This is, as far as I can tell, James Burns’ second comic book and he has a little something. There is sort of a throwback charm to this story that reminds me of classic televised cautionary horror stories. It’s by no means perfect. The dialogue could use some work and the recently dead mother element was developed enough to give it the emotional punch it needed when it comes around again in the climax. My biggest complaint is probably that the ending happens too quickly, and the way that the demon is finally defeated occurs with no explanation.

I really like the art. James Burns is a graphic designer by trade and you can see that eye for design in a few of the panels in which he chooses a very interesting angle or close up. The art style itself is rough and scratchy and recalls, vaguely, almost an indie Jack Kirby (Kirby Dots can be found in both of his works). That’s not to say that his art is groundbreaking like Kirby’s or that he has Kirby’s flair for dynamic characters and layouts, but the there are many instances in which the blockiness of the hands and faces recall the spirit of Kirby. The characters might be a bit stiff but the storytelling in the art is strong. I’ll be interested in seeing what he comes up with next.


  1. Oh god that Speed Racer story sounds horrible.  I like Speed Racer and have read some comics, watched both some of the old show and the newer one in the 90s.

    I would not read that comic if someone paid me from what you talked about it.  Damn I didn’t think it was hard to screw up Speed Racer.  He hops in a fast car and zoom zoom.

    Daemon Process sounds kinda cool though. 

  2. Also Conor do you ever sleep?  It seems like I see you online on the forums till all hours of the night and then see you post these at 7 in the morning.

  3. I picked up both CLockwork Girl and Spped Racer….i thought they both were very good. BUt then again, i’m a big Speed Racer fan and am just glad to see Speed getting all this love and attention. THe Clockwork girl is great! I think the whole mini is now being solicited in TPB form, so pick it up!

  4. love to see the indie cred maintained. hope we get more entries like this!

  5. Got to say I am a Speed Racer fanboy from way back. Can’t believe there is anyone who does not know Speed. I grieve for your loss for not having Speed in your childhood. He rocked mine. As a Speed Racer lover I grabbed this book with great hope. I loved the first issue but the second left me pretty blah. I hope three picks it back up. Can not wait for the movie.

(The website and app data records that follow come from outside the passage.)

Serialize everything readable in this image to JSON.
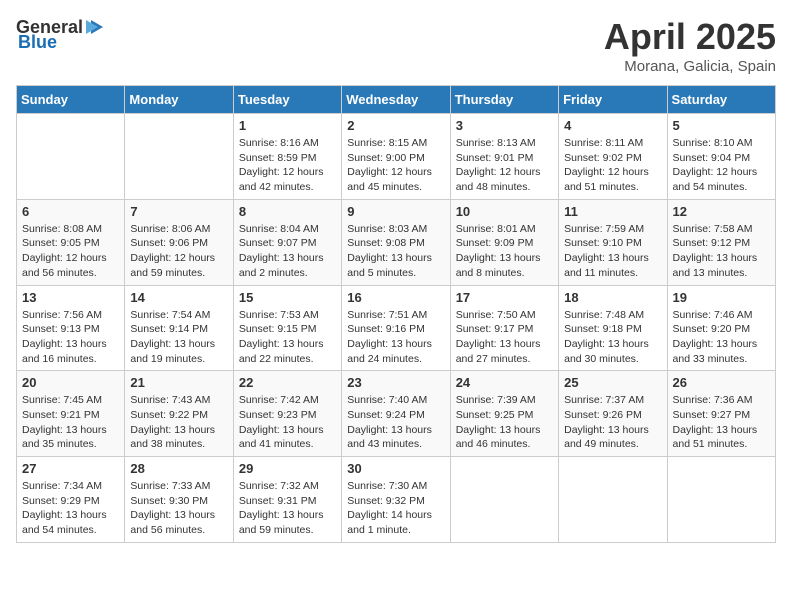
{
  "header": {
    "logo_general": "General",
    "logo_blue": "Blue",
    "month": "April 2025",
    "location": "Morana, Galicia, Spain"
  },
  "weekdays": [
    "Sunday",
    "Monday",
    "Tuesday",
    "Wednesday",
    "Thursday",
    "Friday",
    "Saturday"
  ],
  "weeks": [
    [
      null,
      null,
      {
        "day": 1,
        "sunrise": "8:16 AM",
        "sunset": "8:59 PM",
        "daylight": "12 hours and 42 minutes."
      },
      {
        "day": 2,
        "sunrise": "8:15 AM",
        "sunset": "9:00 PM",
        "daylight": "12 hours and 45 minutes."
      },
      {
        "day": 3,
        "sunrise": "8:13 AM",
        "sunset": "9:01 PM",
        "daylight": "12 hours and 48 minutes."
      },
      {
        "day": 4,
        "sunrise": "8:11 AM",
        "sunset": "9:02 PM",
        "daylight": "12 hours and 51 minutes."
      },
      {
        "day": 5,
        "sunrise": "8:10 AM",
        "sunset": "9:04 PM",
        "daylight": "12 hours and 54 minutes."
      }
    ],
    [
      {
        "day": 6,
        "sunrise": "8:08 AM",
        "sunset": "9:05 PM",
        "daylight": "12 hours and 56 minutes."
      },
      {
        "day": 7,
        "sunrise": "8:06 AM",
        "sunset": "9:06 PM",
        "daylight": "12 hours and 59 minutes."
      },
      {
        "day": 8,
        "sunrise": "8:04 AM",
        "sunset": "9:07 PM",
        "daylight": "13 hours and 2 minutes."
      },
      {
        "day": 9,
        "sunrise": "8:03 AM",
        "sunset": "9:08 PM",
        "daylight": "13 hours and 5 minutes."
      },
      {
        "day": 10,
        "sunrise": "8:01 AM",
        "sunset": "9:09 PM",
        "daylight": "13 hours and 8 minutes."
      },
      {
        "day": 11,
        "sunrise": "7:59 AM",
        "sunset": "9:10 PM",
        "daylight": "13 hours and 11 minutes."
      },
      {
        "day": 12,
        "sunrise": "7:58 AM",
        "sunset": "9:12 PM",
        "daylight": "13 hours and 13 minutes."
      }
    ],
    [
      {
        "day": 13,
        "sunrise": "7:56 AM",
        "sunset": "9:13 PM",
        "daylight": "13 hours and 16 minutes."
      },
      {
        "day": 14,
        "sunrise": "7:54 AM",
        "sunset": "9:14 PM",
        "daylight": "13 hours and 19 minutes."
      },
      {
        "day": 15,
        "sunrise": "7:53 AM",
        "sunset": "9:15 PM",
        "daylight": "13 hours and 22 minutes."
      },
      {
        "day": 16,
        "sunrise": "7:51 AM",
        "sunset": "9:16 PM",
        "daylight": "13 hours and 24 minutes."
      },
      {
        "day": 17,
        "sunrise": "7:50 AM",
        "sunset": "9:17 PM",
        "daylight": "13 hours and 27 minutes."
      },
      {
        "day": 18,
        "sunrise": "7:48 AM",
        "sunset": "9:18 PM",
        "daylight": "13 hours and 30 minutes."
      },
      {
        "day": 19,
        "sunrise": "7:46 AM",
        "sunset": "9:20 PM",
        "daylight": "13 hours and 33 minutes."
      }
    ],
    [
      {
        "day": 20,
        "sunrise": "7:45 AM",
        "sunset": "9:21 PM",
        "daylight": "13 hours and 35 minutes."
      },
      {
        "day": 21,
        "sunrise": "7:43 AM",
        "sunset": "9:22 PM",
        "daylight": "13 hours and 38 minutes."
      },
      {
        "day": 22,
        "sunrise": "7:42 AM",
        "sunset": "9:23 PM",
        "daylight": "13 hours and 41 minutes."
      },
      {
        "day": 23,
        "sunrise": "7:40 AM",
        "sunset": "9:24 PM",
        "daylight": "13 hours and 43 minutes."
      },
      {
        "day": 24,
        "sunrise": "7:39 AM",
        "sunset": "9:25 PM",
        "daylight": "13 hours and 46 minutes."
      },
      {
        "day": 25,
        "sunrise": "7:37 AM",
        "sunset": "9:26 PM",
        "daylight": "13 hours and 49 minutes."
      },
      {
        "day": 26,
        "sunrise": "7:36 AM",
        "sunset": "9:27 PM",
        "daylight": "13 hours and 51 minutes."
      }
    ],
    [
      {
        "day": 27,
        "sunrise": "7:34 AM",
        "sunset": "9:29 PM",
        "daylight": "13 hours and 54 minutes."
      },
      {
        "day": 28,
        "sunrise": "7:33 AM",
        "sunset": "9:30 PM",
        "daylight": "13 hours and 56 minutes."
      },
      {
        "day": 29,
        "sunrise": "7:32 AM",
        "sunset": "9:31 PM",
        "daylight": "13 hours and 59 minutes."
      },
      {
        "day": 30,
        "sunrise": "7:30 AM",
        "sunset": "9:32 PM",
        "daylight": "14 hours and 1 minute."
      },
      null,
      null,
      null
    ]
  ],
  "labels": {
    "sunrise": "Sunrise: ",
    "sunset": "Sunset: ",
    "daylight": "Daylight: "
  }
}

Every thing I have heard sounds like it is going to be crazy.

  6. i’m one of those parent’s that look for stuff to read with thier kid’s. i found Clockwork Girl when it first came out , saw the price, and bought it, sight unseen. it’s a great little book with the three main ingredients for a good book, story-4 (out of 5), art-4 and price-5. more child aimed books should take notice.